Research documents the impact of SDoH on health outcomes, making consideration of them essential for treating patients comprehensively and effectively. Success includes considering SDoH in a way that both drives patient health outcomes and increases a risk-based organization’s bottom line.
Providers have a lot on their plates, with burnout lingering from the pandemic and staffing shortages throughout the industry. With emerging incentives that prioritize SDoH, neither providers nor ROI have to be sacrificed for the sake of delivering value-based care.
Systems that incorporate SDoH at the onset allow for holistic evaluation of each patient. Successful ones deliver personalized intervention recommendations built on each person’s unique SDoH, making the recommendations more relevant – and thus more effective.
Here’s how that translates to successful value-based care delivery: a system considers SDoH from the onset, rather than a non-billable service. As a result, the models can deliver customized, evidenced-based targeted intervention recommendations for each patient to the provider. With each new patient, the platform dynamically adjusts, so the provider always has up-to-date, relevant recommendations for patients. This helps with delivering quality comprehensive care that accounts for the SDoH factors impacting patients, so they stay healthier. All of this adds up to better health outcomes for patients, improved measurable ROI for the risk-bearing organization, and providers who have a platform that works for them.
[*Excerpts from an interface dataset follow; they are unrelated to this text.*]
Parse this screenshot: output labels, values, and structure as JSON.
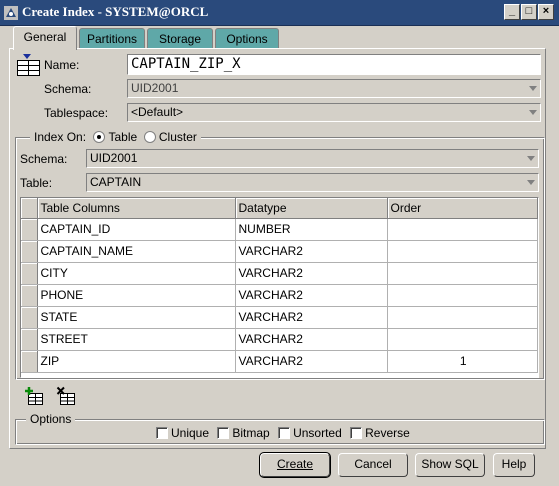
{
  "window": {
    "title": "Create Index - SYSTEM@ORCL"
  },
  "tabs": [
    {
      "label": "General",
      "active": true
    },
    {
      "label": "Partitions",
      "active": false
    },
    {
      "label": "Storage",
      "active": false
    },
    {
      "label": "Options",
      "active": false
    }
  ],
  "general": {
    "name_label": "Name:",
    "name_value": "CAPTAIN_ZIP_X",
    "schema_label": "Schema:",
    "schema_value": "UID2001",
    "tablespace_label": "Tablespace:",
    "tablespace_value": "<Default>"
  },
  "index_on": {
    "label": "Index On:",
    "options": [
      "Table",
      "Cluster"
    ],
    "selected": "Table",
    "schema_label": "Schema:",
    "schema_value": "UID2001",
    "table_label": "Table:",
    "table_value": "CAPTAIN"
  },
  "columns_table": {
    "headers": [
      "Table Columns",
      "Datatype",
      "Order"
    ],
    "rows": [
      [
        "CAPTAIN_ID",
        "NUMBER",
        ""
      ],
      [
        "CAPTAIN_NAME",
        "VARCHAR2",
        ""
      ],
      [
        "CITY",
        "VARCHAR2",
        ""
      ],
      [
        "PHONE",
        "VARCHAR2",
        ""
      ],
      [
        "STATE",
        "VARCHAR2",
        ""
      ],
      [
        "STREET",
        "VARCHAR2",
        ""
      ],
      [
        "ZIP",
        "VARCHAR2",
        "1"
      ]
    ]
  },
  "options": {
    "label": "Options",
    "checkboxes": [
      "Unique",
      "Bitmap",
      "Unsorted",
      "Reverse"
    ]
  },
  "buttons": {
    "create": "Create",
    "cancel": "Cancel",
    "show_sql": "Show SQL",
    "help": "Help"
  },
  "colors": {
    "titlebar": "#2a4a7c",
    "inactive_tab": "#5fa8a8",
    "face": "#d4d0c8"
  }
}
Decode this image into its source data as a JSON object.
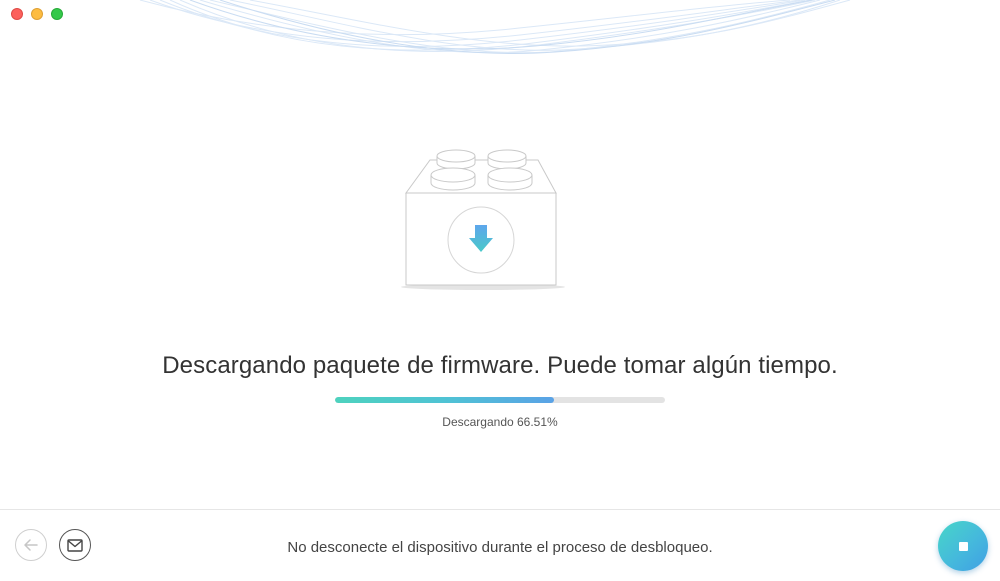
{
  "window": {
    "controls": [
      "close",
      "minimize",
      "zoom"
    ]
  },
  "main": {
    "icon": "firmware-package-download-icon",
    "headline": "Descargando paquete de firmware. Puede tomar algún tiempo.",
    "progress": {
      "percent": 66.51,
      "status_text": "Descargando 66.51%"
    }
  },
  "footer": {
    "note": "No desconecte el dispositivo durante el proceso de desbloqueo.",
    "back_icon": "arrow-left-icon",
    "mail_icon": "mail-icon",
    "stop_icon": "stop-icon"
  },
  "colors": {
    "progress_start": "#4ed2be",
    "progress_end": "#5aa2e6",
    "accent": "#45b9dc",
    "track": "#e3e3e3"
  }
}
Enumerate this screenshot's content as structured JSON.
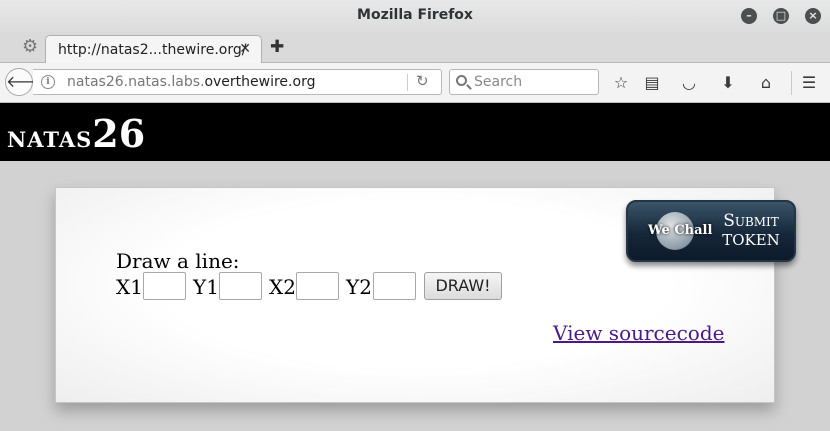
{
  "window": {
    "title": "Mozilla Firefox"
  },
  "tabs": [
    {
      "title": "http://natas2...thewire.org/"
    }
  ],
  "nav": {
    "url_prefix": "natas26.natas.labs.",
    "url_domain": "overthewire.org",
    "search_placeholder": "Search"
  },
  "icons": {
    "settings": "gear-icon",
    "back": "back-arrow-icon",
    "info": "info-icon",
    "reload": "reload-icon",
    "search": "search-icon",
    "bookmark": "star-icon",
    "reading_list": "reading-list-icon",
    "pocket": "pocket-icon",
    "download": "download-icon",
    "home": "home-icon",
    "menu": "hamburger-menu-icon"
  },
  "page": {
    "logo_word": "natas",
    "logo_number": "26",
    "draw_label": "Draw a line:",
    "fields": [
      {
        "label": "X1",
        "value": ""
      },
      {
        "label": "Y1",
        "value": ""
      },
      {
        "label": "X2",
        "value": ""
      },
      {
        "label": "Y2",
        "value": ""
      }
    ],
    "draw_button": "DRAW!",
    "source_link": "View sourcecode",
    "wechall": {
      "brand": "We Chall",
      "submit": "Submit",
      "token": "TOKEN"
    }
  },
  "colors": {
    "header_bg": "#000000",
    "link": "#4b1a86",
    "page_bg": "#d2d2d2"
  }
}
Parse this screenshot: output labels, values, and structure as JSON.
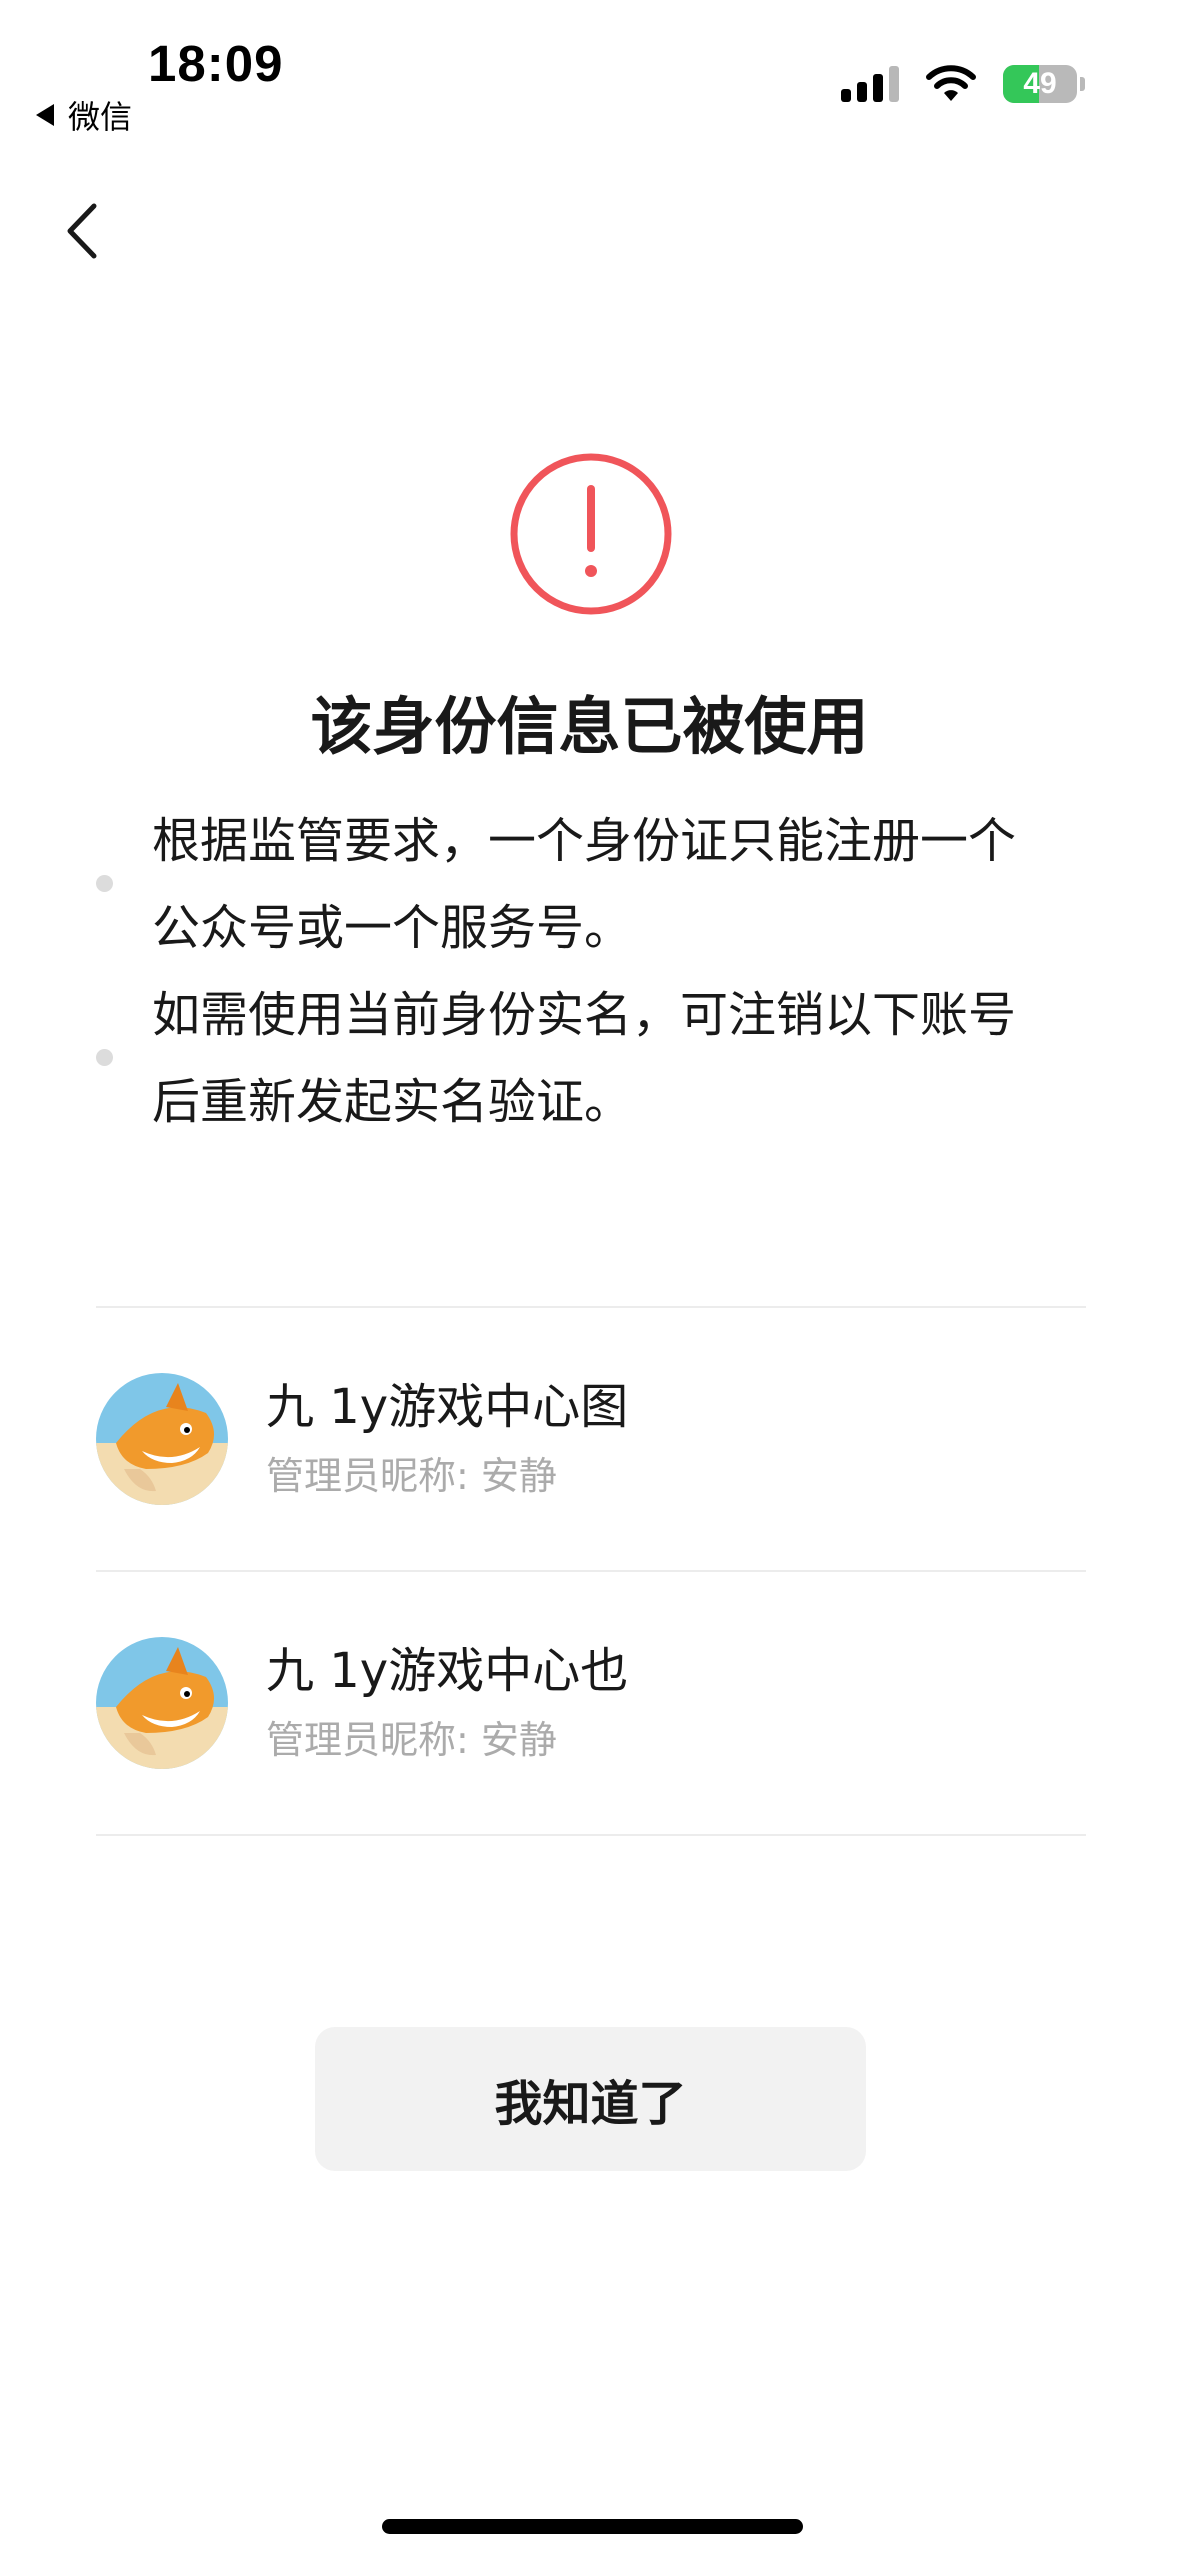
{
  "status_bar": {
    "time": "18:09",
    "back_app": "微信",
    "battery_level": "49",
    "battery_fraction": 0.49
  },
  "nav": {
    "back_icon": "chevron-left-icon"
  },
  "warning": {
    "icon": "exclamation-circle-icon",
    "color": "#f0555a"
  },
  "title": "该身份信息已被使用",
  "description": [
    "根据监管要求，一个身份证只能注册一个公众号或一个服务号。",
    "如需使用当前身份实名，可注销以下账号后重新发起实名验证。"
  ],
  "accounts": [
    {
      "name": "九 1y游戏中心图",
      "admin": "管理员昵称: 安静",
      "avatar": "shark-cartoon-avatar"
    },
    {
      "name": "九 1y游戏中心也",
      "admin": "管理员昵称: 安静",
      "avatar": "shark-cartoon-avatar"
    }
  ],
  "button": {
    "label": "我知道了"
  }
}
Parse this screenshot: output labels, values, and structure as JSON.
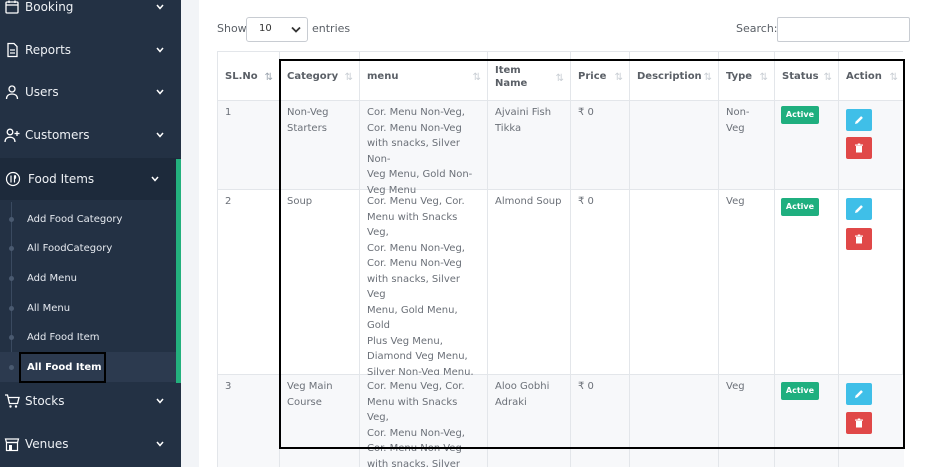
{
  "sidebar": {
    "items": [
      {
        "label": "Booking",
        "icon": "calendar-icon"
      },
      {
        "label": "Reports",
        "icon": "document-icon"
      },
      {
        "label": "Users",
        "icon": "user-icon"
      },
      {
        "label": "Customers",
        "icon": "add-user-icon"
      },
      {
        "label": "Food Items",
        "icon": "restaurant-icon"
      },
      {
        "label": "Stocks",
        "icon": "cart-icon"
      },
      {
        "label": "Venues",
        "icon": "store-icon"
      }
    ],
    "food_items_sub": [
      {
        "label": "Add Food Category"
      },
      {
        "label": "All FoodCategory"
      },
      {
        "label": "Add Menu"
      },
      {
        "label": "All Menu"
      },
      {
        "label": "Add Food Item"
      },
      {
        "label": "All Food Item"
      }
    ]
  },
  "controls": {
    "show_label": "Show",
    "show_value": "10",
    "entries_label": "entries",
    "search_label": "Search:"
  },
  "table": {
    "headers": [
      "SL.No",
      "Category",
      "menu",
      "Item\nName",
      "Price",
      "Description",
      "Type",
      "Status",
      "Action"
    ],
    "rows": [
      {
        "sl": "1",
        "category": "Non-Veg\nStarters",
        "menu": "Cor. Menu Non-Veg,\nCor. Menu Non-Veg\nwith snacks, Silver Non-\nVeg Menu, Gold Non-\nVeg Menu",
        "item": "Ajvaini Fish\nTikka",
        "price": "₹ 0",
        "description": "",
        "type": "Non-Veg",
        "status": "Active"
      },
      {
        "sl": "2",
        "category": "Soup",
        "menu": "Cor. Menu Veg, Cor.\nMenu with Snacks Veg,\nCor. Menu Non-Veg,\nCor. Menu Non-Veg\nwith snacks, Silver Veg\nMenu, Gold Menu, Gold\nPlus Veg Menu,\nDiamond Veg Menu,\nSilver Non-Veg Menu,\nGold Non-Veg Menu,\nSpecial Menu",
        "item": "Almond Soup",
        "price": "₹ 0",
        "description": "",
        "type": "Veg",
        "status": "Active"
      },
      {
        "sl": "3",
        "category": "Veg Main\nCourse",
        "menu": "Cor. Menu Veg, Cor.\nMenu with Snacks Veg,\nCor. Menu Non-Veg,\nCor. Menu Non-Veg\nwith snacks, Silver Veg\nMenu, Gold Menu, Gold",
        "item": "Aloo Gobhi\nAdraki",
        "price": "₹ 0",
        "description": "",
        "type": "Veg",
        "status": "Active"
      }
    ]
  },
  "colors": {
    "sidebar_bg": "#233144",
    "accent": "#23b07d",
    "badge_active": "#1faf7f",
    "edit_button": "#3fbfe8",
    "delete_button": "#e04848"
  }
}
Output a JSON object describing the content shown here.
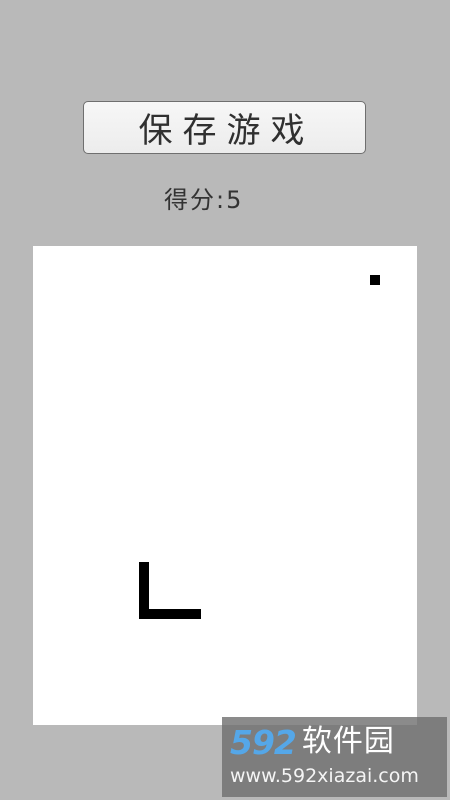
{
  "header": {
    "save_button_label": "保存游戏"
  },
  "score": {
    "label": "得分",
    "separator": ":",
    "value": "5"
  },
  "board": {
    "background_color": "#ffffff",
    "food_color": "#000000",
    "snake_color": "#000000"
  },
  "watermark": {
    "brand_number": "592",
    "brand_text": "软件园",
    "url": "www.592xiazai.com"
  }
}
Such support is how we clear the road for risk-bearing organizations to be successful as we move towards a value-based framework.